The Delhi government has already made it mandatory for commercial vehicle drivers seeking to renew their driving license to get a certification from institutes like the IDTR.
A joint venture between the Transport Department and Maruti Udyog Limited (MUL), the first IDTR at Wazirabad has already trained over 3.5 lakh drivers in the last six years.
The majority of the trained drivers drive commercial vehicles even though the institute is open for drivers of cars and other personal vehicles. “This is largely because for drivers of personal vehicles, it is not mandatory to train at IDTR at the time of renewing the driving license,” said an official from the Transport Department.
“We need to train more drivers so that they are disciplined on the roads and the rate of accidents come down,” said Transport Minister Haroon Yusuf. The Minister said: “The response from the first IDTR was so encouraging that the department decided to go ahead with a second one at Sarai Kale Khan”.
Apart from comprehensive training and evaluation in driving, lessons in road behavior, vehicle maintenance and even awareness about AIDS and alcoholism is imparted through IDTR.
MUL Managing Director Jagdish Khattar and Commissioner Transport R Chandramohan said the new IDTR would be built on a green complex concept, with a 3-km training and testing track. It will also be equipped with driving simulators and would use the latest teaching aids, including multimedia presentations, animations and story sessions. The Sarai Kale Khan IDTR would be spread over an area of 10 acres and will cater to the large populace of Central and South Delhi.

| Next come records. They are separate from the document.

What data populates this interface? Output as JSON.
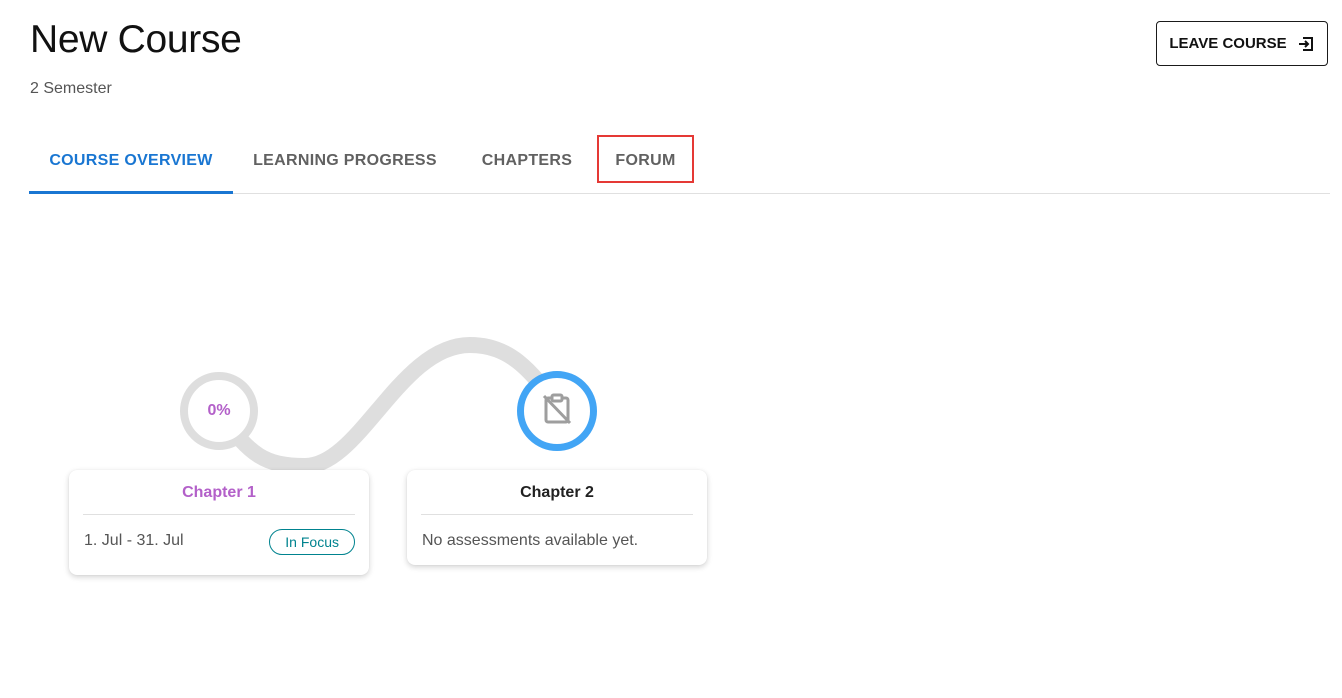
{
  "header": {
    "title": "New Course",
    "subtitle": "2 Semester",
    "leave_button_label": "LEAVE COURSE",
    "leave_button_icon": "exit-icon"
  },
  "tabs": [
    {
      "label": "COURSE OVERVIEW",
      "active": true
    },
    {
      "label": "LEARNING PROGRESS",
      "active": false
    },
    {
      "label": "CHAPTERS",
      "active": false
    },
    {
      "label": "FORUM",
      "active": false,
      "highlighted": true
    }
  ],
  "chapters": [
    {
      "title": "Chapter 1",
      "progress_label": "0%",
      "progress": 0,
      "date_range": "1. Jul - 31. Jul",
      "badge": "In Focus"
    },
    {
      "title": "Chapter 2",
      "status_icon": "no-assessment-clipboard-icon",
      "message": "No assessments available yet."
    }
  ],
  "colors": {
    "accent": "#1976d2",
    "chapter_1": "#b360c9",
    "badge": "#00838f",
    "status_ring": "#42a5f5",
    "highlight_outline": "#e53935",
    "path": "#dedede"
  }
}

The simulators at IDTR enable learners to familiarise themselves with the controls of the car before they take the actual vehicle on the road. These also simulate various road and weather conditions like fog, dim light, uphill and downhill terrain, to provide comprehensive training to learners before they actually hit the roads.